(WHAT YOU HAVE TO DO) From the first record to the last, write each one out again exactly.

(ENTRIES SHOWN)
- - -

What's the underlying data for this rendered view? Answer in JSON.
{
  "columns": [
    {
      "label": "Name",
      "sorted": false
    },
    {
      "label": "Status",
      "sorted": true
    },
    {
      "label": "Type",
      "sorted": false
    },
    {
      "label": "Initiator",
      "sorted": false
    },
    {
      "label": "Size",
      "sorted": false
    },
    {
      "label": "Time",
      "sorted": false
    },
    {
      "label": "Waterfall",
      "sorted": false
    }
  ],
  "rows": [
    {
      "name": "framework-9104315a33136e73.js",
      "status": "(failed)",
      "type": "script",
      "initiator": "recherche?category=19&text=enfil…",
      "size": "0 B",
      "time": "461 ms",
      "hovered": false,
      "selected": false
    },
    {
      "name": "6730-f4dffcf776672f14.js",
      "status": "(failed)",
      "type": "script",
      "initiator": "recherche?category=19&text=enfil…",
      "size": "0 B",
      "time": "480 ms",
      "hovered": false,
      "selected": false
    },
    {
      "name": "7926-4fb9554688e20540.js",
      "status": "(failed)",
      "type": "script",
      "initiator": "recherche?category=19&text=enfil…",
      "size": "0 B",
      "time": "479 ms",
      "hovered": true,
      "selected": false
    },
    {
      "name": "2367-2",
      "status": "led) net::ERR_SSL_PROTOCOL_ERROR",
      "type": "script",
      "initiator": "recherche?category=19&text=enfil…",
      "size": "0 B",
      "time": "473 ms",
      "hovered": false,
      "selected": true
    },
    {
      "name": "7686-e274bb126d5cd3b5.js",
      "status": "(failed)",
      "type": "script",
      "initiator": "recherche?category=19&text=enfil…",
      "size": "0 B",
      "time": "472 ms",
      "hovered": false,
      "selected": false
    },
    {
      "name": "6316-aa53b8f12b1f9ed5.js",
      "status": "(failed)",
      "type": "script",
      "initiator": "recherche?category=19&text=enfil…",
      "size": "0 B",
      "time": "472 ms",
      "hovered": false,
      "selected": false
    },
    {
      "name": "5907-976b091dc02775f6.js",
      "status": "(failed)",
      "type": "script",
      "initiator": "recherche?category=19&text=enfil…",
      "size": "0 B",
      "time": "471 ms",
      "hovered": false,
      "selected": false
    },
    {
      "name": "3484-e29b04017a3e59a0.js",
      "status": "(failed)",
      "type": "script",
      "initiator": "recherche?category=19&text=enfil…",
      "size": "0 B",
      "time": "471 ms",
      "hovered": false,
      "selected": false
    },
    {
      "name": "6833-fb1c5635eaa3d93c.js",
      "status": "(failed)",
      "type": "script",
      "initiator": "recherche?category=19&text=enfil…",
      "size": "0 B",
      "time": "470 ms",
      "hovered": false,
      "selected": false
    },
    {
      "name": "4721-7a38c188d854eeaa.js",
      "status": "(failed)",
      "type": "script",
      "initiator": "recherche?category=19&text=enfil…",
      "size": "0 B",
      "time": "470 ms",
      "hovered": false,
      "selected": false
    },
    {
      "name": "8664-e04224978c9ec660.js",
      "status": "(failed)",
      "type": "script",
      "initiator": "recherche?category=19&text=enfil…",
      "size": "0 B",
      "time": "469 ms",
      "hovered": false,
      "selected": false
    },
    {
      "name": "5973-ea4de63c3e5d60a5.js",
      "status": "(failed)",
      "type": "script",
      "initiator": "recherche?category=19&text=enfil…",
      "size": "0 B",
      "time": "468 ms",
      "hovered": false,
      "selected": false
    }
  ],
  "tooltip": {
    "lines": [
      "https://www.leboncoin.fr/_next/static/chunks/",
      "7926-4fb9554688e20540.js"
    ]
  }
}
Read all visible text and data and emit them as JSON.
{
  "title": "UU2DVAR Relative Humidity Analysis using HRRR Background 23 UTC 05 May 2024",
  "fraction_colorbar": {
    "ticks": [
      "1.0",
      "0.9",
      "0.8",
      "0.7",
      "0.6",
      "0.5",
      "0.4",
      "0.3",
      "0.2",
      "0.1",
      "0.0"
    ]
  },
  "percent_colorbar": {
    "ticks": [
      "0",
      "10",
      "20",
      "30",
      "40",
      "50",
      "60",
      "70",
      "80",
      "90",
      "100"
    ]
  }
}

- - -

(ANSWER SPACE)
What's the underlying data for this rendered view? Answer in JSON.
{
  "columns": [
    {
      "label": "Name",
      "sorted": false
    },
    {
      "label": "Status",
      "sorted": true
    },
    {
      "label": "Type",
      "sorted": false
    },
    {
      "label": "Initiator",
      "sorted": false
    },
    {
      "label": "Size",
      "sorted": false
    },
    {
      "label": "Time",
      "sorted": false
    },
    {
      "label": "Waterfall",
      "sorted": false
    }
  ],
  "rows": [
    {
      "name": "framework-9104315a33136e73.js",
      "status": "(failed)",
      "type": "script",
      "initiator": "recherche?category=19&text=enfil…",
      "size": "0 B",
      "time": "461 ms",
      "hovered": false,
      "selected": false
    },
    {
      "name": "6730-f4dffcf776672f14.js",
      "status": "(failed)",
      "type": "script",
      "initiator": "recherche?category=19&text=enfil…",
      "size": "0 B",
      "time": "480 ms",
      "hovered": false,
      "selected": false
    },
    {
      "name": "7926-4fb9554688e20540.js",
      "status": "(failed)",
      "type": "script",
      "initiator": "recherche?category=19&text=enfil…",
      "size": "0 B",
      "time": "479 ms",
      "hovered": true,
      "selected": false
    },
    {
      "name": "2367-2",
      "status": "led) net::ERR_SSL_PROTOCOL_ERROR",
      "type": "script",
      "initiator": "recherche?category=19&text=enfil…",
      "size": "0 B",
      "time": "473 ms",
      "hovered": false,
      "selected": true
    },
    {
      "name": "7686-e274bb126d5cd3b5.js",
      "status": "(failed)",
      "type": "script",
      "initiator": "recherche?category=19&text=enfil…",
      "size": "0 B",
      "time": "472 ms",
      "hovered": false,
      "selected": false
    },
    {
      "name": "6316-aa53b8f12b1f9ed5.js",
      "status": "(failed)",
      "type": "script",
      "initiator": "recherche?category=19&text=enfil…",
      "size": "0 B",
      "time": "472 ms",
      "hovered": false,
      "selected": false
    },
    {
      "name": "5907-976b091dc02775f6.js",
      "status": "(failed)",
      "type": "script",
      "initiator": "recherche?category=19&text=enfil…",
      "size": "0 B",
      "time": "471 ms",
      "hovered": false,
      "selected": false
    },
    {
      "name": "3484-e29b04017a3e59a0.js",
      "status": "(failed)",
      "type": "script",
      "initiator": "recherche?category=19&text=enfil…",
      "size": "0 B",
      "time": "471 ms",
      "hovered": false,
      "selected": false
    },
    {
      "name": "6833-fb1c5635eaa3d93c.js",
      "status": "(failed)",
      "type": "script",
      "initiator": "recherche?category=19&text=enfil…",
      "size": "0 B",
      "time": "470 ms",
      "hovered": false,
      "selected": false
    },
    {
      "name": "4721-7a38c188d854eeaa.js",
      "status": "(failed)",
      "type": "script",
      "initiator": "recherche?category=19&text=enfil…",
      "size": "0 B",
      "time": "470 ms",
      "hovered": false,
      "selected": false
    },
    {
      "name": "8664-e04224978c9ec660.js",
      "status": "(failed)",
      "type": "script",
      "initiator": "recherche?category=19&text=enfil…",
      "size": "0 B",
      "time": "469 ms",
      "hovered": false,
      "selected": false
    },
    {
      "name": "5973-ea4de63c3e5d60a5.js",
      "status": "(failed)",
      "type": "script",
      "initiator": "recherche?category=19&text=enfil…",
      "size": "0 B",
      "time": "468 ms",
      "hovered": false,
      "selected": false
    }
  ],
  "tooltip": {
    "lines": [
      "https://www.leboncoin.fr/_next/static/chunks/",
      "7926-4fb9554688e20540.js"
    ]
  }
}
Read all visible text and data and emit them as JSON.
{
  "title": "UU2DVAR Relative Humidity Analysis using HRRR Background 23 UTC 05 May 2024",
  "fraction_colorbar": {
    "ticks": [
      "1.0",
      "0.9",
      "0.8",
      "0.7",
      "0.6",
      "0.5",
      "0.4",
      "0.3",
      "0.2",
      "0.1",
      "0.0"
    ]
  },
  "percent_colorbar": {
    "ticks": [
      "0",
      "10",
      "20",
      "30",
      "40",
      "50",
      "60",
      "70",
      "80",
      "90",
      "100"
    ]
  }
}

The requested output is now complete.